> YOUR ASSIGNMENT
Pictures don't belong in the copy; print all the records exactly.

(Stored entries)
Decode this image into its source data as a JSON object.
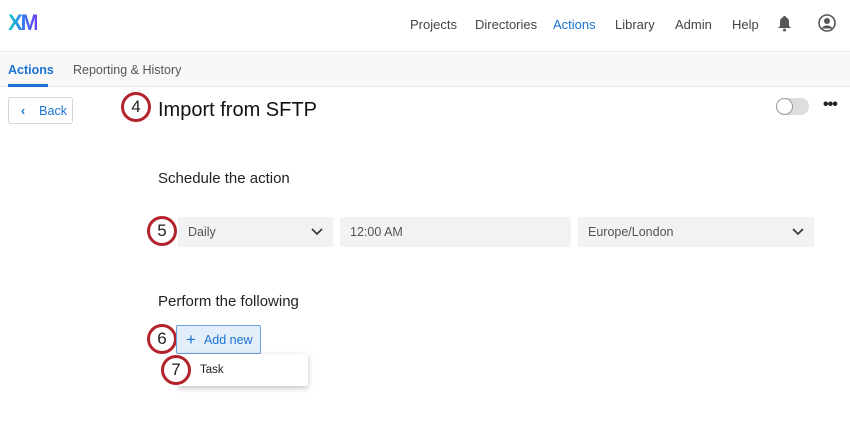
{
  "header": {
    "logo": "XM",
    "nav": [
      "Projects",
      "Directories",
      "Actions",
      "Library",
      "Admin",
      "Help"
    ],
    "active": "Actions"
  },
  "tabs": [
    "Actions",
    "Reporting & History"
  ],
  "back_label": "Back",
  "badges": [
    "4",
    "5",
    "6",
    "7"
  ],
  "title": "Import from SFTP",
  "schedule": {
    "label": "Schedule the action",
    "frequency": "Daily",
    "time": "12:00 AM",
    "timezone": "Europe/London"
  },
  "perform": {
    "label": "Perform the following",
    "add_new": "Add new",
    "menu_items": [
      "Task"
    ]
  },
  "colors": {
    "accent": "#1a73d1",
    "badge": "#b3232c"
  }
}
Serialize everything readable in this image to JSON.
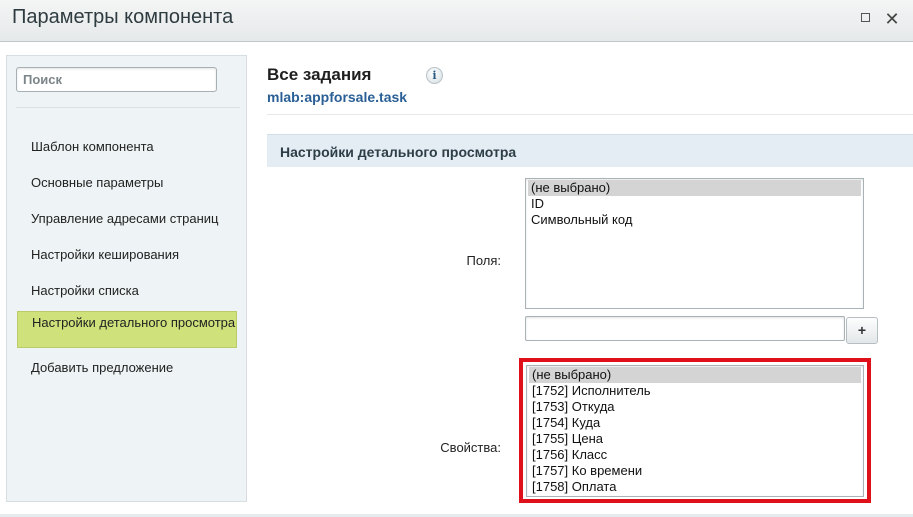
{
  "window": {
    "title": "Параметры компонента",
    "maximize_icon": "maximize-icon",
    "close_icon": "close-icon",
    "close_glyph": "✕"
  },
  "sidebar": {
    "search": {
      "placeholder": "Поиск",
      "value": ""
    },
    "items": [
      {
        "label": "Шаблон компонента",
        "active": false
      },
      {
        "label": "Основные параметры",
        "active": false
      },
      {
        "label": "Управление адресами страниц",
        "active": false
      },
      {
        "label": "Настройки кеширования",
        "active": false
      },
      {
        "label": "Настройки списка",
        "active": false
      },
      {
        "label": "Настройки детального просмотра",
        "active": true
      },
      {
        "label": "Добавить предложение",
        "active": false
      }
    ]
  },
  "header": {
    "title": "Все задания",
    "subtitle": "mlab:appforsale.task",
    "info_glyph": "i"
  },
  "section": {
    "title": "Настройки детального просмотра"
  },
  "fields": {
    "label": "Поля:",
    "options": [
      "(не выбрано)",
      "ID",
      "Символьный код"
    ],
    "selected_index": 0,
    "custom_input_value": "",
    "add_button_label": "+"
  },
  "properties": {
    "label": "Свойства:",
    "options": [
      "(не выбрано)",
      "[1752] Исполнитель",
      "[1753] Откуда",
      "[1754] Куда",
      "[1755] Цена",
      "[1756] Класс",
      "[1757] Ко времени",
      "[1758] Оплата"
    ],
    "selected_index": 0,
    "highlight_color": "#e0101a"
  },
  "colors": {
    "active_item_bg": "#cfe17a",
    "link": "#2a5f96",
    "section_bg": "#e3edf3"
  }
}
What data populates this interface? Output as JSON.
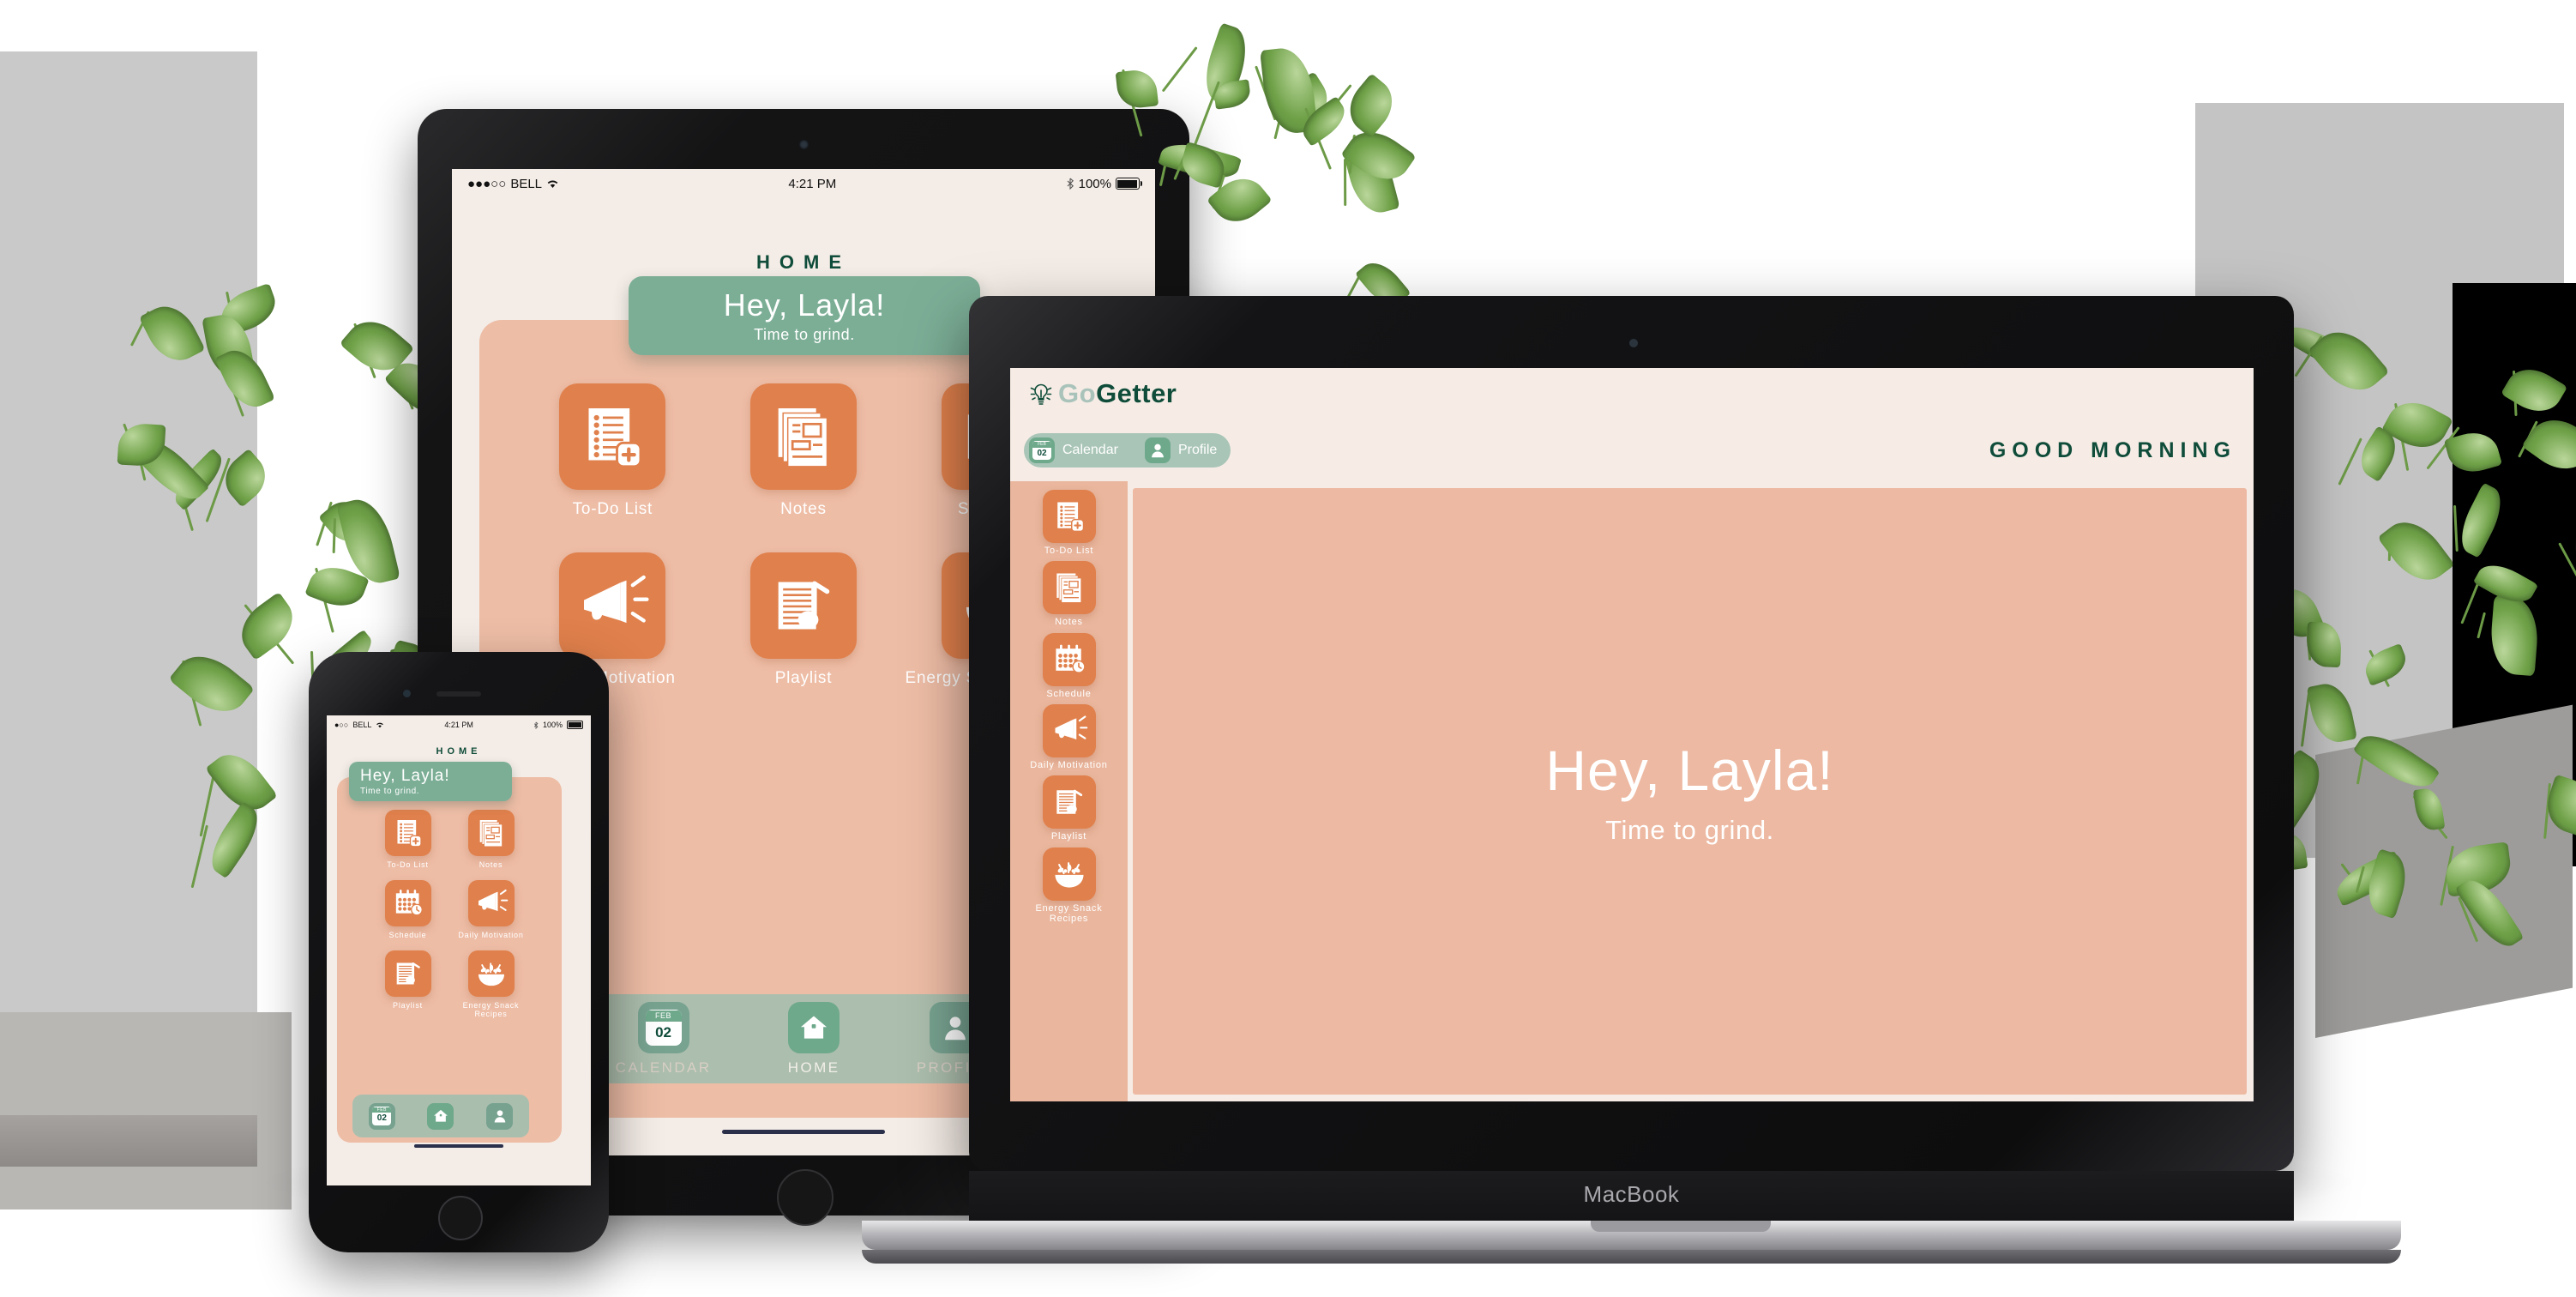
{
  "scene": {
    "device_label_macbook": "MacBook"
  },
  "brand": {
    "name_part1": "Go",
    "name_part2": "Getter",
    "logo_icon": "lightbulb-icon",
    "color_dark_green": "#0f4c3a",
    "color_light_green": "#a9c3bb",
    "color_mint": "#7cae96",
    "color_orange": "#e0804c",
    "color_peach": "#eebda6",
    "color_cream": "#f6ece5"
  },
  "macbook": {
    "topnav": {
      "calendar_label": "Calendar",
      "calendar_icon": "calendar-icon",
      "calendar_month": "FEB",
      "calendar_day": "02",
      "profile_label": "Profile",
      "profile_icon": "user-icon"
    },
    "greeting_banner": "GOOD MORNING",
    "sidebar": [
      {
        "label": "To-Do List",
        "icon": "checklist-add-icon"
      },
      {
        "label": "Notes",
        "icon": "documents-icon"
      },
      {
        "label": "Schedule",
        "icon": "calendar-clock-icon"
      },
      {
        "label": "Daily Motivation",
        "icon": "megaphone-icon"
      },
      {
        "label": "Playlist",
        "icon": "music-sheet-icon"
      },
      {
        "label": "Energy Snack Recipes",
        "icon": "salad-bowl-icon"
      }
    ],
    "canvas": {
      "title": "Hey, Layla!",
      "subtitle": "Time to grind."
    }
  },
  "ipad": {
    "statusbar": {
      "signal": "●●●○○",
      "carrier": "BELL",
      "wifi_icon": "wifi-icon",
      "time": "4:21 PM",
      "bluetooth_icon": "bluetooth-icon",
      "battery_percent": "100%",
      "battery_icon": "battery-full-icon"
    },
    "page_title": "HOME",
    "greeting": {
      "title": "Hey, Layla!",
      "subtitle": "Time to grind."
    },
    "apps": [
      {
        "label": "To-Do List",
        "icon": "checklist-add-icon"
      },
      {
        "label": "Notes",
        "icon": "documents-icon"
      },
      {
        "label": "Schedule",
        "icon": "calendar-clock-icon"
      },
      {
        "label": "Daily Motivation",
        "icon": "megaphone-icon"
      },
      {
        "label": "Playlist",
        "icon": "music-sheet-icon"
      },
      {
        "label": "Energy Snack Recipes",
        "icon": "salad-bowl-icon"
      }
    ],
    "tabbar": [
      {
        "label": "CALENDAR",
        "icon": "calendar-icon",
        "active": false
      },
      {
        "label": "HOME",
        "icon": "home-icon",
        "active": true
      },
      {
        "label": "PROFILE",
        "icon": "user-icon",
        "active": false
      }
    ],
    "calendar_month": "FEB",
    "calendar_day": "02"
  },
  "iphone": {
    "statusbar": {
      "signal": "●○○",
      "carrier": "BELL",
      "wifi_icon": "wifi-icon",
      "time": "4:21 PM",
      "bluetooth_icon": "bluetooth-icon",
      "battery_percent": "100%",
      "battery_icon": "battery-full-icon"
    },
    "page_title": "HOME",
    "greeting": {
      "title": "Hey, Layla!",
      "subtitle": "Time to grind."
    },
    "apps": [
      {
        "label": "To-Do List",
        "icon": "checklist-add-icon"
      },
      {
        "label": "Notes",
        "icon": "documents-icon"
      },
      {
        "label": "Schedule",
        "icon": "calendar-clock-icon"
      },
      {
        "label": "Daily Motivation",
        "icon": "megaphone-icon"
      },
      {
        "label": "Playlist",
        "icon": "music-sheet-icon"
      },
      {
        "label": "Energy Snack Recipes",
        "icon": "salad-bowl-icon"
      }
    ],
    "tabbar": [
      {
        "icon": "calendar-icon",
        "active": false
      },
      {
        "icon": "home-icon",
        "active": true
      },
      {
        "icon": "user-icon",
        "active": false
      }
    ],
    "calendar_month": "FEB",
    "calendar_day": "02"
  }
}
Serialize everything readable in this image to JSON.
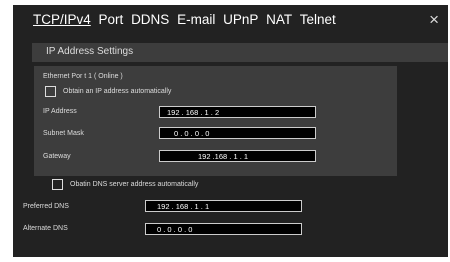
{
  "tabs": [
    {
      "label": "TCP/IPv4",
      "active": true
    },
    {
      "label": "Port",
      "active": false
    },
    {
      "label": "DDNS",
      "active": false
    },
    {
      "label": "E-mail",
      "active": false
    },
    {
      "label": "UPnP",
      "active": false
    },
    {
      "label": "NAT",
      "active": false
    },
    {
      "label": "Telnet",
      "active": false
    }
  ],
  "close_label": "×",
  "section_title": "IP Address Settings",
  "ethernet": {
    "title": "Ethernet Por t 1 ( Online )",
    "obtain_ip_label": "Obtain an IP address automatically",
    "ip_label": "IP Address",
    "ip_value": "192 . 168 . 1 . 2",
    "mask_label": "Subnet Mask",
    "mask_value": "0 . 0 . 0 . 0",
    "gateway_label": "Gateway",
    "gateway_value": "192  .168 . 1 . 1"
  },
  "dns": {
    "obtain_dns_label": "Obatin DNS server address automatically",
    "preferred_label": "Preferred DNS",
    "preferred_value": "192 . 168 . 1 . 1",
    "alternate_label": "Alternate DNS",
    "alternate_value": "0 . 0 . 0 . 0"
  },
  "colors": {
    "dialog_bg": "#222222",
    "panel_bg": "#3d3d3d",
    "field_bg": "#000000",
    "text": "#dddddd"
  }
}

> YOUR RESPONSE
Decode this image into its source data as a JSON object.
{
  "header": {
    "logo": "XM",
    "nav": [
      "Projects",
      "Directories",
      "Actions",
      "Library",
      "Admin",
      "Help"
    ],
    "active": "Actions"
  },
  "tabs": [
    "Actions",
    "Reporting & History"
  ],
  "back_label": "Back",
  "badges": [
    "4",
    "5",
    "6",
    "7"
  ],
  "title": "Import from SFTP",
  "schedule": {
    "label": "Schedule the action",
    "frequency": "Daily",
    "time": "12:00 AM",
    "timezone": "Europe/London"
  },
  "perform": {
    "label": "Perform the following",
    "add_new": "Add new",
    "menu_items": [
      "Task"
    ]
  },
  "colors": {
    "accent": "#1a73d1",
    "badge": "#b3232c"
  }
}
Serialize everything readable in this image to JSON.
{
  "window": {
    "title": "Параметры компонента",
    "maximize_icon": "maximize-icon",
    "close_icon": "close-icon",
    "close_glyph": "✕"
  },
  "sidebar": {
    "search": {
      "placeholder": "Поиск",
      "value": ""
    },
    "items": [
      {
        "label": "Шаблон компонента",
        "active": false
      },
      {
        "label": "Основные параметры",
        "active": false
      },
      {
        "label": "Управление адресами страниц",
        "active": false
      },
      {
        "label": "Настройки кеширования",
        "active": false
      },
      {
        "label": "Настройки списка",
        "active": false
      },
      {
        "label": "Настройки детального просмотра",
        "active": true
      },
      {
        "label": "Добавить предложение",
        "active": false
      }
    ]
  },
  "header": {
    "title": "Все задания",
    "subtitle": "mlab:appforsale.task",
    "info_glyph": "i"
  },
  "section": {
    "title": "Настройки детального просмотра"
  },
  "fields": {
    "label": "Поля:",
    "options": [
      "(не выбрано)",
      "ID",
      "Символьный код"
    ],
    "selected_index": 0,
    "custom_input_value": "",
    "add_button_label": "+"
  },
  "properties": {
    "label": "Свойства:",
    "options": [
      "(не выбрано)",
      "[1752] Исполнитель",
      "[1753] Откуда",
      "[1754] Куда",
      "[1755] Цена",
      "[1756] Класс",
      "[1757] Ко времени",
      "[1758] Оплата"
    ],
    "selected_index": 0,
    "highlight_color": "#e0101a"
  },
  "colors": {
    "active_item_bg": "#cfe17a",
    "link": "#2a5f96",
    "section_bg": "#e3edf3"
  }
}
What data populates this interface? Output as JSON.
{
  "scene": {
    "device_label_macbook": "MacBook"
  },
  "brand": {
    "name_part1": "Go",
    "name_part2": "Getter",
    "logo_icon": "lightbulb-icon",
    "color_dark_green": "#0f4c3a",
    "color_light_green": "#a9c3bb",
    "color_mint": "#7cae96",
    "color_orange": "#e0804c",
    "color_peach": "#eebda6",
    "color_cream": "#f6ece5"
  },
  "macbook": {
    "topnav": {
      "calendar_label": "Calendar",
      "calendar_icon": "calendar-icon",
      "calendar_month": "FEB",
      "calendar_day": "02",
      "profile_label": "Profile",
      "profile_icon": "user-icon"
    },
    "greeting_banner": "GOOD MORNING",
    "sidebar": [
      {
        "label": "To-Do List",
        "icon": "checklist-add-icon"
      },
      {
        "label": "Notes",
        "icon": "documents-icon"
      },
      {
        "label": "Schedule",
        "icon": "calendar-clock-icon"
      },
      {
        "label": "Daily Motivation",
        "icon": "megaphone-icon"
      },
      {
        "label": "Playlist",
        "icon": "music-sheet-icon"
      },
      {
        "label": "Energy Snack Recipes",
        "icon": "salad-bowl-icon"
      }
    ],
    "canvas": {
      "title": "Hey, Layla!",
      "subtitle": "Time to grind."
    }
  },
  "ipad": {
    "statusbar": {
      "signal": "●●●○○",
      "carrier": "BELL",
      "wifi_icon": "wifi-icon",
      "time": "4:21 PM",
      "bluetooth_icon": "bluetooth-icon",
      "battery_percent": "100%",
      "battery_icon": "battery-full-icon"
    },
    "page_title": "HOME",
    "greeting": {
      "title": "Hey, Layla!",
      "subtitle": "Time to grind."
    },
    "apps": [
      {
        "label": "To-Do List",
        "icon": "checklist-add-icon"
      },
      {
        "label": "Notes",
        "icon": "documents-icon"
      },
      {
        "label": "Schedule",
        "icon": "calendar-clock-icon"
      },
      {
        "label": "Daily Motivation",
        "icon": "megaphone-icon"
      },
      {
        "label": "Playlist",
        "icon": "music-sheet-icon"
      },
      {
        "label": "Energy Snack Recipes",
        "icon": "salad-bowl-icon"
      }
    ],
    "tabbar": [
      {
        "label": "CALENDAR",
        "icon": "calendar-icon",
        "active": false
      },
      {
        "label": "HOME",
        "icon": "home-icon",
        "active": true
      },
      {
        "label": "PROFILE",
        "icon": "user-icon",
        "active": false
      }
    ],
    "calendar_month": "FEB",
    "calendar_day": "02"
  },
  "iphone": {
    "statusbar": {
      "signal": "●○○",
      "carrier": "BELL",
      "wifi_icon": "wifi-icon",
      "time": "4:21 PM",
      "bluetooth_icon": "bluetooth-icon",
      "battery_percent": "100%",
      "battery_icon": "battery-full-icon"
    },
    "page_title": "HOME",
    "greeting": {
      "title": "Hey, Layla!",
      "subtitle": "Time to grind."
    },
    "apps": [
      {
        "label": "To-Do List",
        "icon": "checklist-add-icon"
      },
      {
        "label": "Notes",
        "icon": "documents-icon"
      },
      {
        "label": "Schedule",
        "icon": "calendar-clock-icon"
      },
      {
        "label": "Daily Motivation",
        "icon": "megaphone-icon"
      },
      {
        "label": "Playlist",
        "icon": "music-sheet-icon"
      },
      {
        "label": "Energy Snack Recipes",
        "icon": "salad-bowl-icon"
      }
    ],
    "tabbar": [
      {
        "icon": "calendar-icon",
        "active": false
      },
      {
        "icon": "home-icon",
        "active": true
      },
      {
        "icon": "user-icon",
        "active": false
      }
    ],
    "calendar_month": "FEB",
    "calendar_day": "02"
  }
}
Serialize everything readable in this image to JSON.
{
  "tabs": [
    {
      "label": "TCP/IPv4",
      "active": true
    },
    {
      "label": "Port",
      "active": false
    },
    {
      "label": "DDNS",
      "active": false
    },
    {
      "label": "E-mail",
      "active": false
    },
    {
      "label": "UPnP",
      "active": false
    },
    {
      "label": "NAT",
      "active": false
    },
    {
      "label": "Telnet",
      "active": false
    }
  ],
  "close_label": "×",
  "section_title": "IP Address Settings",
  "ethernet": {
    "title": "Ethernet Por t 1 ( Online )",
    "obtain_ip_label": "Obtain an IP address automatically",
    "ip_label": "IP Address",
    "ip_value": "192 . 168 . 1 . 2",
    "mask_label": "Subnet Mask",
    "mask_value": "0 . 0 . 0 . 0",
    "gateway_label": "Gateway",
    "gateway_value": "192  .168 . 1 . 1"
  },
  "dns": {
    "obtain_dns_label": "Obatin DNS server address automatically",
    "preferred_label": "Preferred DNS",
    "preferred_value": "192 . 168 . 1 . 1",
    "alternate_label": "Alternate DNS",
    "alternate_value": "0 . 0 . 0 . 0"
  },
  "colors": {
    "dialog_bg": "#222222",
    "panel_bg": "#3d3d3d",
    "field_bg": "#000000",
    "text": "#dddddd"
  }
}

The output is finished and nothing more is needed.